Spoja, the prosecutor, called the statute a "gaping hole" in the effort to punish repeat DUI offenders.
Spoja also said that because Grussing's previous felony conviction occurred more than five years ago, prosecutors were prevented from having him designated a persistent felony offender. That designation carries a sentence enhancement of between five and 100 years in prison.
State law also sets a maximum fine of $5,000 for a felony DUI. Grussing was ordered to pay a $3,000 fine.
Grussing, 55, spoke briefly before he was sentenced. He said he was looking forward to treatment, which wasn't offered to him while he was imprisoned for his previous DUI conviction, in 2002.

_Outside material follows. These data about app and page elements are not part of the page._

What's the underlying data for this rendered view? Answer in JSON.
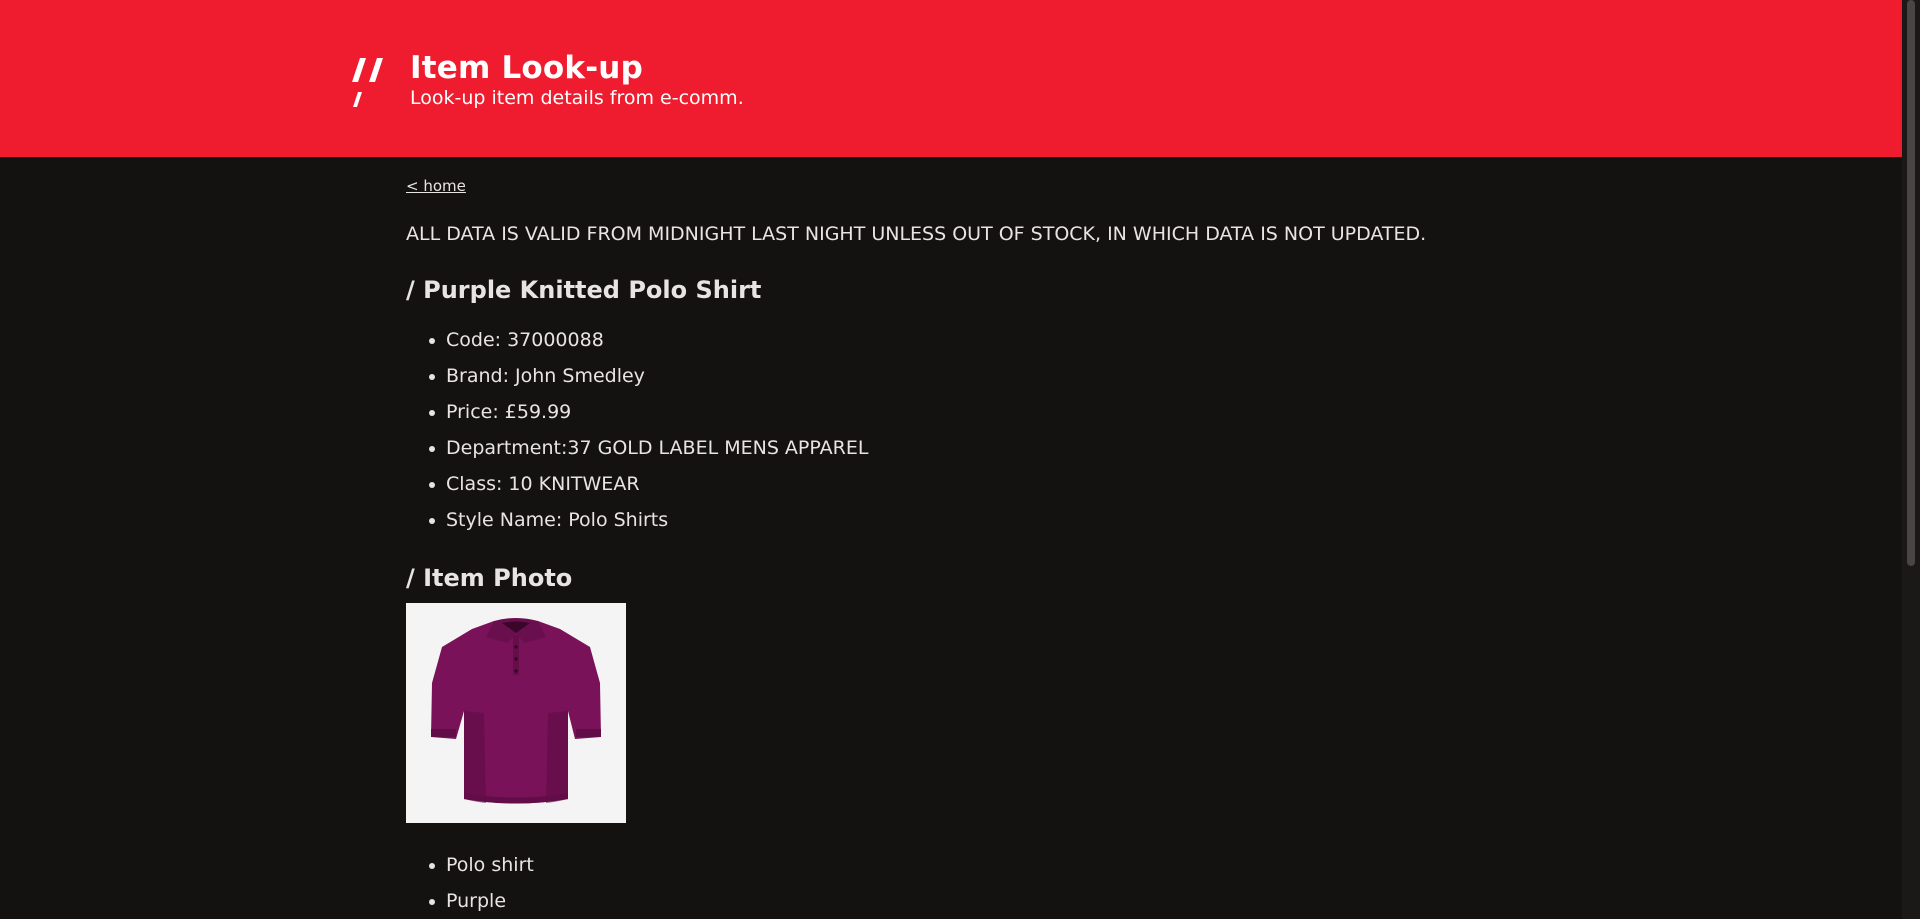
{
  "header": {
    "title": "Item Look-up",
    "subtitle": "Look-up item details from e-comm.",
    "brand_color": "#ee1c2e"
  },
  "nav": {
    "home_link": "< home"
  },
  "notice": "ALL DATA IS VALID FROM MIDNIGHT LAST NIGHT UNLESS OUT OF STOCK, IN WHICH DATA IS NOT UPDATED.",
  "product": {
    "heading": "/ Purple Knitted Polo Shirt",
    "details": [
      "Code: 37000088",
      "Brand: John Smedley",
      "Price: £59.99",
      "Department:37 GOLD LABEL MENS APPAREL",
      "Class: 10 KNITWEAR",
      "Style Name: Polo Shirts"
    ]
  },
  "photo_section": {
    "heading": "/ Item Photo",
    "image_icon": "polo-shirt-photo",
    "shirt_color": "#7a1259",
    "tags": [
      "Polo shirt",
      "Purple"
    ]
  }
}
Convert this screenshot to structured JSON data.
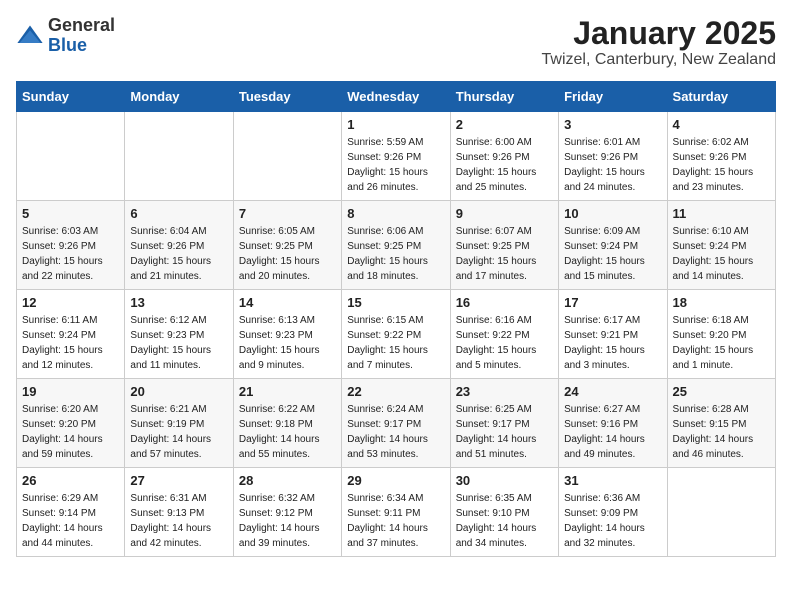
{
  "logo": {
    "general": "General",
    "blue": "Blue"
  },
  "title": "January 2025",
  "subtitle": "Twizel, Canterbury, New Zealand",
  "days_of_week": [
    "Sunday",
    "Monday",
    "Tuesday",
    "Wednesday",
    "Thursday",
    "Friday",
    "Saturday"
  ],
  "weeks": [
    [
      {
        "day": null,
        "sunrise": null,
        "sunset": null,
        "daylight": null
      },
      {
        "day": null,
        "sunrise": null,
        "sunset": null,
        "daylight": null
      },
      {
        "day": null,
        "sunrise": null,
        "sunset": null,
        "daylight": null
      },
      {
        "day": "1",
        "sunrise": "5:59 AM",
        "sunset": "9:26 PM",
        "daylight": "15 hours and 26 minutes."
      },
      {
        "day": "2",
        "sunrise": "6:00 AM",
        "sunset": "9:26 PM",
        "daylight": "15 hours and 25 minutes."
      },
      {
        "day": "3",
        "sunrise": "6:01 AM",
        "sunset": "9:26 PM",
        "daylight": "15 hours and 24 minutes."
      },
      {
        "day": "4",
        "sunrise": "6:02 AM",
        "sunset": "9:26 PM",
        "daylight": "15 hours and 23 minutes."
      }
    ],
    [
      {
        "day": "5",
        "sunrise": "6:03 AM",
        "sunset": "9:26 PM",
        "daylight": "15 hours and 22 minutes."
      },
      {
        "day": "6",
        "sunrise": "6:04 AM",
        "sunset": "9:26 PM",
        "daylight": "15 hours and 21 minutes."
      },
      {
        "day": "7",
        "sunrise": "6:05 AM",
        "sunset": "9:25 PM",
        "daylight": "15 hours and 20 minutes."
      },
      {
        "day": "8",
        "sunrise": "6:06 AM",
        "sunset": "9:25 PM",
        "daylight": "15 hours and 18 minutes."
      },
      {
        "day": "9",
        "sunrise": "6:07 AM",
        "sunset": "9:25 PM",
        "daylight": "15 hours and 17 minutes."
      },
      {
        "day": "10",
        "sunrise": "6:09 AM",
        "sunset": "9:24 PM",
        "daylight": "15 hours and 15 minutes."
      },
      {
        "day": "11",
        "sunrise": "6:10 AM",
        "sunset": "9:24 PM",
        "daylight": "15 hours and 14 minutes."
      }
    ],
    [
      {
        "day": "12",
        "sunrise": "6:11 AM",
        "sunset": "9:24 PM",
        "daylight": "15 hours and 12 minutes."
      },
      {
        "day": "13",
        "sunrise": "6:12 AM",
        "sunset": "9:23 PM",
        "daylight": "15 hours and 11 minutes."
      },
      {
        "day": "14",
        "sunrise": "6:13 AM",
        "sunset": "9:23 PM",
        "daylight": "15 hours and 9 minutes."
      },
      {
        "day": "15",
        "sunrise": "6:15 AM",
        "sunset": "9:22 PM",
        "daylight": "15 hours and 7 minutes."
      },
      {
        "day": "16",
        "sunrise": "6:16 AM",
        "sunset": "9:22 PM",
        "daylight": "15 hours and 5 minutes."
      },
      {
        "day": "17",
        "sunrise": "6:17 AM",
        "sunset": "9:21 PM",
        "daylight": "15 hours and 3 minutes."
      },
      {
        "day": "18",
        "sunrise": "6:18 AM",
        "sunset": "9:20 PM",
        "daylight": "15 hours and 1 minute."
      }
    ],
    [
      {
        "day": "19",
        "sunrise": "6:20 AM",
        "sunset": "9:20 PM",
        "daylight": "14 hours and 59 minutes."
      },
      {
        "day": "20",
        "sunrise": "6:21 AM",
        "sunset": "9:19 PM",
        "daylight": "14 hours and 57 minutes."
      },
      {
        "day": "21",
        "sunrise": "6:22 AM",
        "sunset": "9:18 PM",
        "daylight": "14 hours and 55 minutes."
      },
      {
        "day": "22",
        "sunrise": "6:24 AM",
        "sunset": "9:17 PM",
        "daylight": "14 hours and 53 minutes."
      },
      {
        "day": "23",
        "sunrise": "6:25 AM",
        "sunset": "9:17 PM",
        "daylight": "14 hours and 51 minutes."
      },
      {
        "day": "24",
        "sunrise": "6:27 AM",
        "sunset": "9:16 PM",
        "daylight": "14 hours and 49 minutes."
      },
      {
        "day": "25",
        "sunrise": "6:28 AM",
        "sunset": "9:15 PM",
        "daylight": "14 hours and 46 minutes."
      }
    ],
    [
      {
        "day": "26",
        "sunrise": "6:29 AM",
        "sunset": "9:14 PM",
        "daylight": "14 hours and 44 minutes."
      },
      {
        "day": "27",
        "sunrise": "6:31 AM",
        "sunset": "9:13 PM",
        "daylight": "14 hours and 42 minutes."
      },
      {
        "day": "28",
        "sunrise": "6:32 AM",
        "sunset": "9:12 PM",
        "daylight": "14 hours and 39 minutes."
      },
      {
        "day": "29",
        "sunrise": "6:34 AM",
        "sunset": "9:11 PM",
        "daylight": "14 hours and 37 minutes."
      },
      {
        "day": "30",
        "sunrise": "6:35 AM",
        "sunset": "9:10 PM",
        "daylight": "14 hours and 34 minutes."
      },
      {
        "day": "31",
        "sunrise": "6:36 AM",
        "sunset": "9:09 PM",
        "daylight": "14 hours and 32 minutes."
      },
      {
        "day": null,
        "sunrise": null,
        "sunset": null,
        "daylight": null
      }
    ]
  ],
  "labels": {
    "sunrise_prefix": "Sunrise: ",
    "sunset_prefix": "Sunset: ",
    "daylight_prefix": "Daylight: "
  }
}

Grussing also said he had 9 1/2 years of sobriety before he was arrested last year.
"I'm very sorry for drinking and driving at that point," he told the judge.
Grussing was arrested and charged for his 12th DUI in June 2011. After his arraignment, Grussing was released from the county jail on a $25,000 bond.
He later pleaded guilty to the charge. But while the case was still pending, Grussing was arrested again last June and charged with his 13th DUI.
At his arraignment, Watters set Grussing's bond at $200,000, and he has remained in the county jail.
A Jan. 22 trial date has been set for the pending felony DUI.